Valerie: Everyone laughed at me for bringing my Chromebook up Fuji, but I had to get work done for Gunma Orientation, and I was determined to have my cake and eat it too! The best part is that you can actually get service on Fuji, so I was able to hotspot from my phone and upload my files from the seventh station! 🤣🤣🤣 On the descent, at one point I was so sleepy I told my hiking partner that I had to stop to rest. We laid down on our backpacks on the gravelly red lava rock in the morning sun, and it was one of the best naps I’ve ever had.
Tell us about something especially interesting or memorable that you noticed.
Valerie: We saw fireworks happening below in one of the towns! From that altitude they looked so small! It was wild to see them from above like that.
Ciara: I was the dirtiest I’ve ever been in my life when I returned to the fifth station.

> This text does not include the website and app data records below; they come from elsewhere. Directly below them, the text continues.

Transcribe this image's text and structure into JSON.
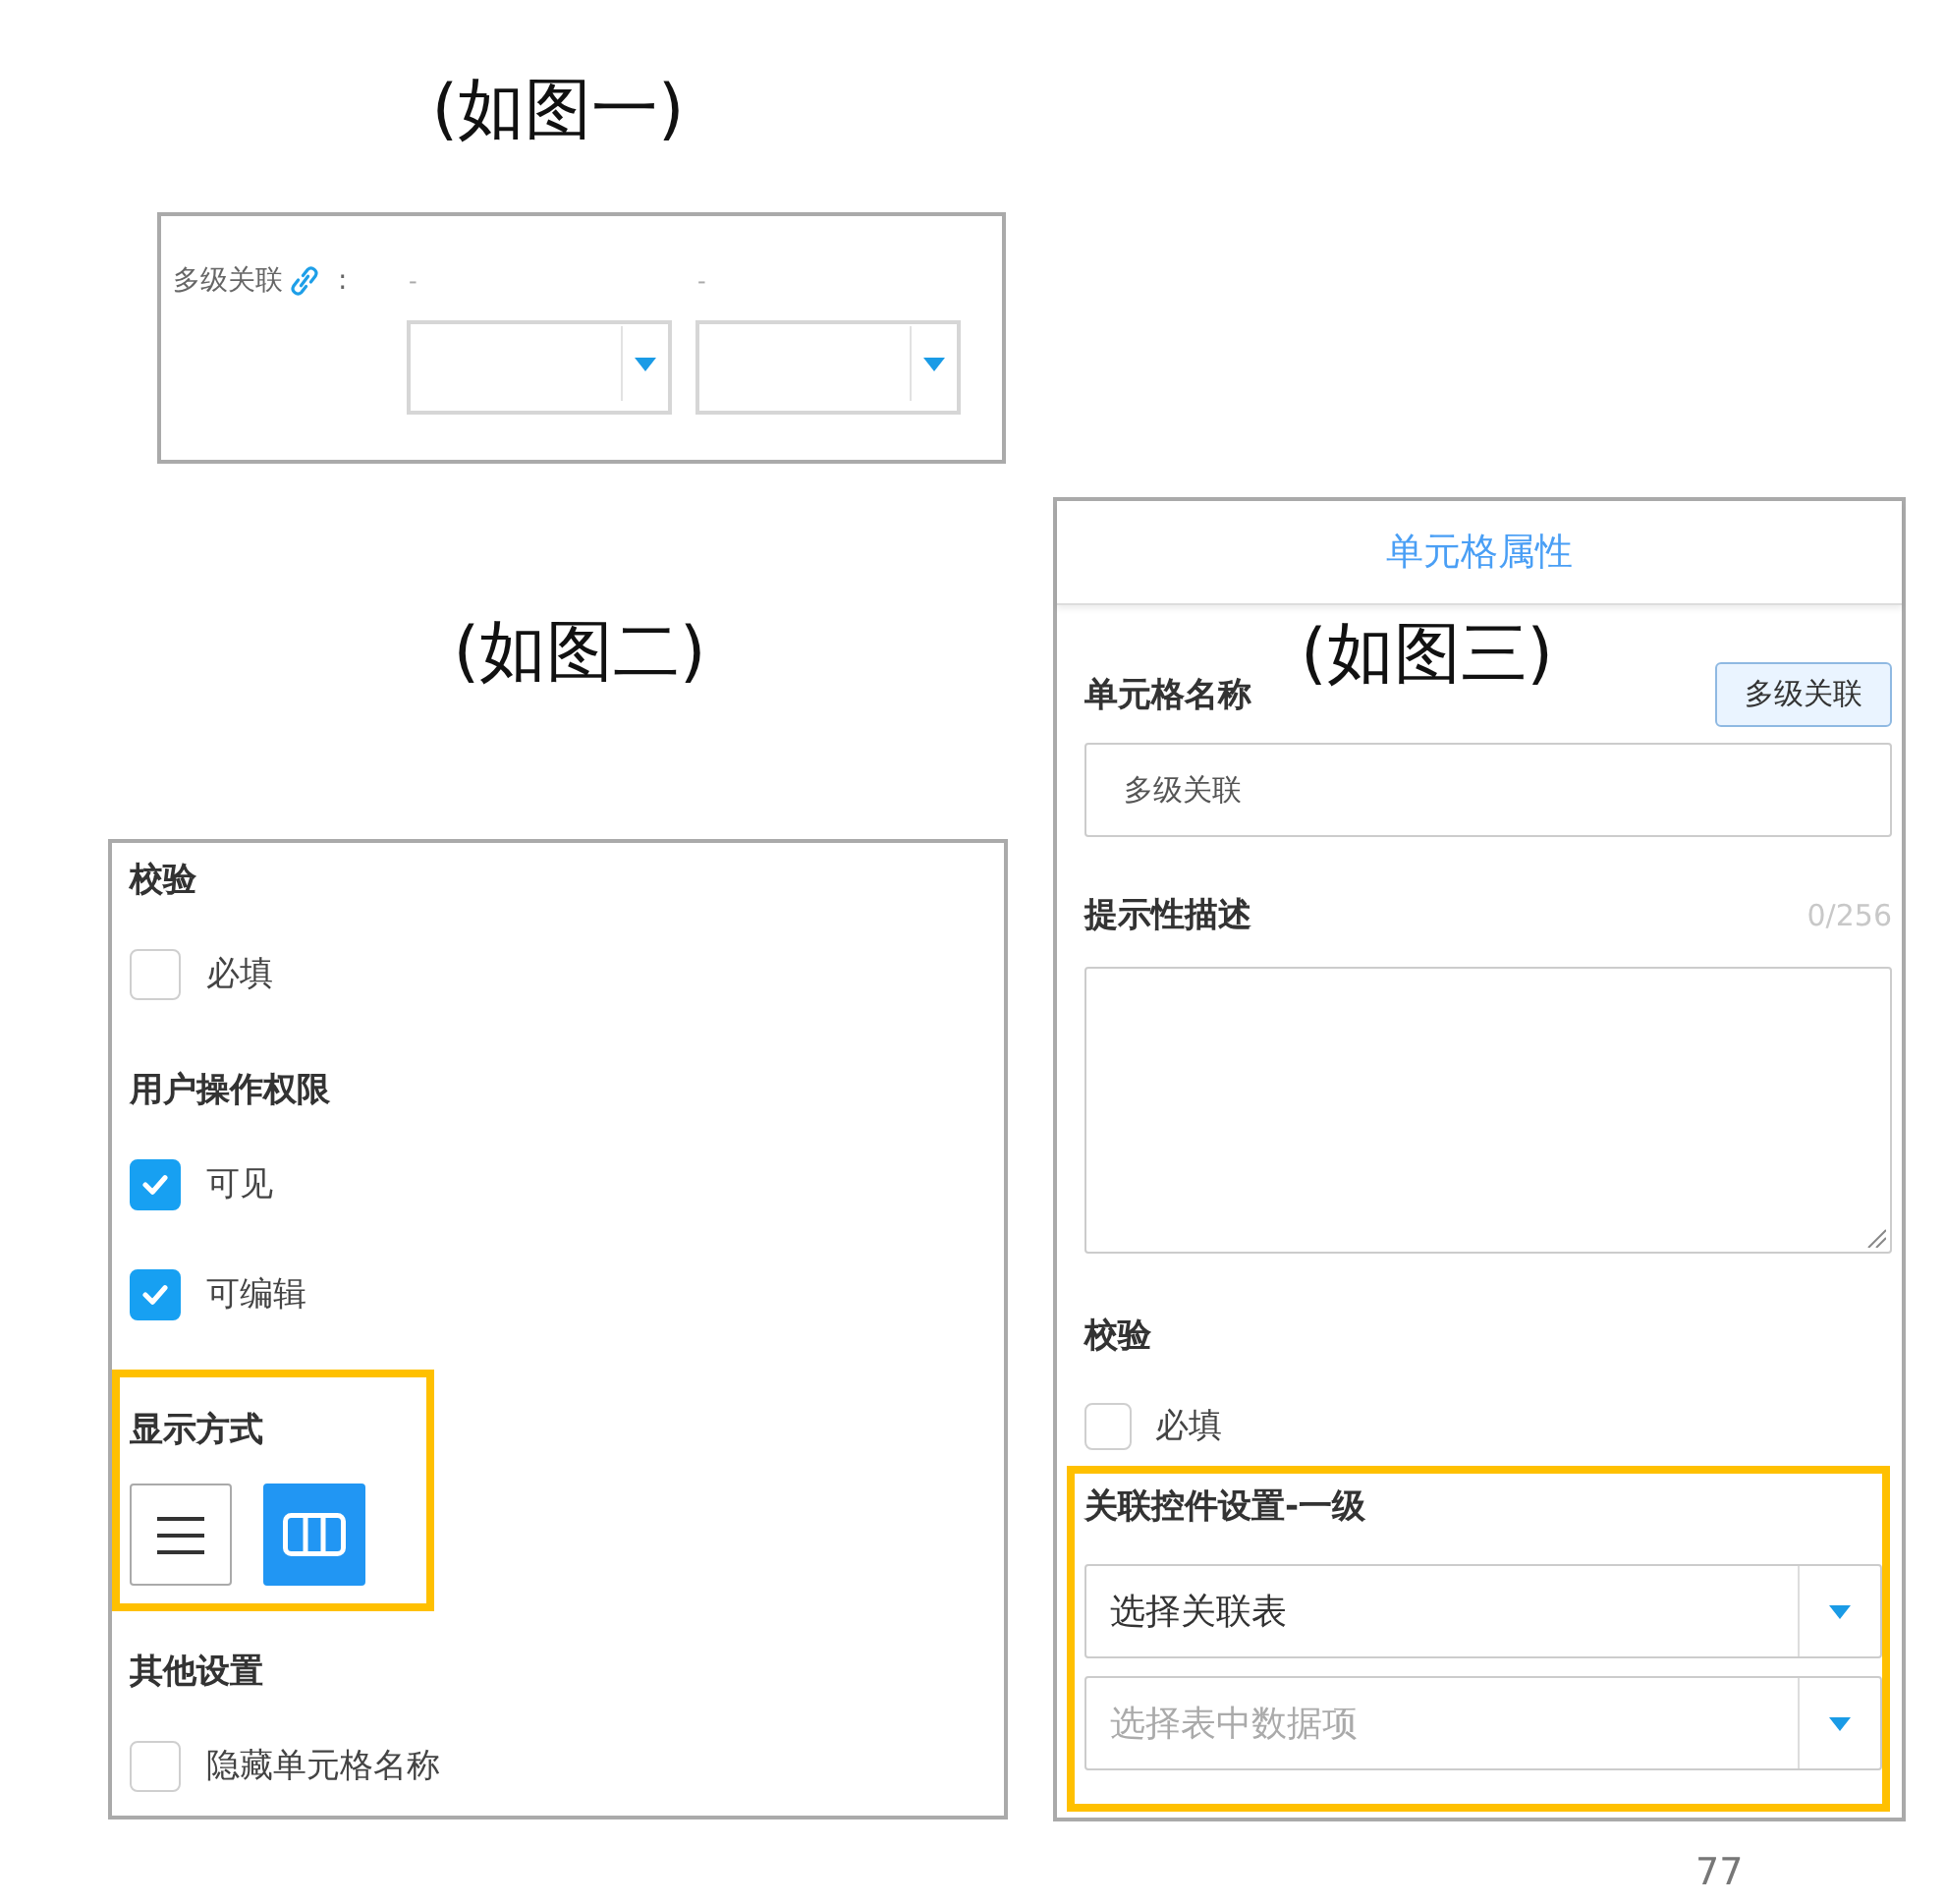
{
  "figure_1": {
    "caption": "(如图一)",
    "label": "多级关联",
    "colon": ":",
    "levels": [
      {
        "separator": "-"
      },
      {
        "separator": "-"
      }
    ]
  },
  "figure_2": {
    "caption": "(如图二)",
    "sections": [
      {
        "kind": "checkboxes",
        "title": "校验",
        "highlighted": false,
        "items": [
          {
            "label": "必填",
            "checked": false
          }
        ]
      },
      {
        "kind": "checkboxes",
        "title": "用户操作权限",
        "highlighted": false,
        "items": [
          {
            "label": "可见",
            "checked": true
          },
          {
            "label": "可编辑",
            "checked": true
          }
        ]
      },
      {
        "kind": "view_modes",
        "title": "显示方式",
        "highlighted": true,
        "modes": [
          {
            "kind": "list",
            "selected": false
          },
          {
            "kind": "columns",
            "selected": true
          }
        ]
      },
      {
        "kind": "checkboxes",
        "title": "其他设置",
        "highlighted": false,
        "items": [
          {
            "label": "隐藏单元格名称",
            "checked": false
          }
        ]
      }
    ]
  },
  "figure_3": {
    "caption": "(如图三)",
    "title": "单元格属性",
    "name_field": {
      "label": "单元格名称",
      "tag_button": "多级关联",
      "value": "多级关联"
    },
    "description_field": {
      "label": "提示性描述",
      "counter": "0/256"
    },
    "validation": {
      "title": "校验",
      "items": [
        {
          "label": "必填",
          "checked": false
        }
      ]
    },
    "link_settings": {
      "title": "关联控件设置-一级",
      "highlighted": true,
      "selects": [
        {
          "value": "选择关联表"
        },
        {
          "placeholder": "选择表中数据项"
        }
      ]
    }
  },
  "page_number": "77"
}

Jasmine: I forgot what station it was, but one of the walking stick stampers engaged us in conversation and gave us a present. He was so kind!
Rachelle: Being so high above the clouds was thrilling, humbling, and beautiful. Yet, there was a hint of unease because some part of me felt there was no reason for a person to be up that high. I would do it again for the view though. That Mt. Fuji sunrise was something magical!
Do you have any advice for future Fuji hikers?
Ciara: Don’t do it, and if you do, buy a Fuji stick. And bring wet wipes!
Nate: Pack enough food and water for the climb down because there are no rest stops!
Rachelle: Read the advice forums and bring proper gear. Respect the fact that while Mt. Fuji is a tourist attraction it’s still a mountain and hiking it comes with risks. Be careful and have fun!
Jasmine: Please prepare for the cold at the top of the mountain! Bring gloves, hand warmers, a few layers of socks, etc. Also, I highly recommend getting a walking stick. It helped me out so much.
Valerie: Listen to your body if you aren’t feeling well or need to rest. If you can’t make it to the summit as happened to a few of us, it’s ok! The sunrise will still be beautiful, and you can try again another time, better prepared (as I hope to do next year!).
Devyn: BRING POLES AND A HEADLAMP. You’ll be glad to have them. Keep moving during the pre-dawn hours, otherwise you’ll freeze. Have fun and be safe! You’ll never forget this adventure!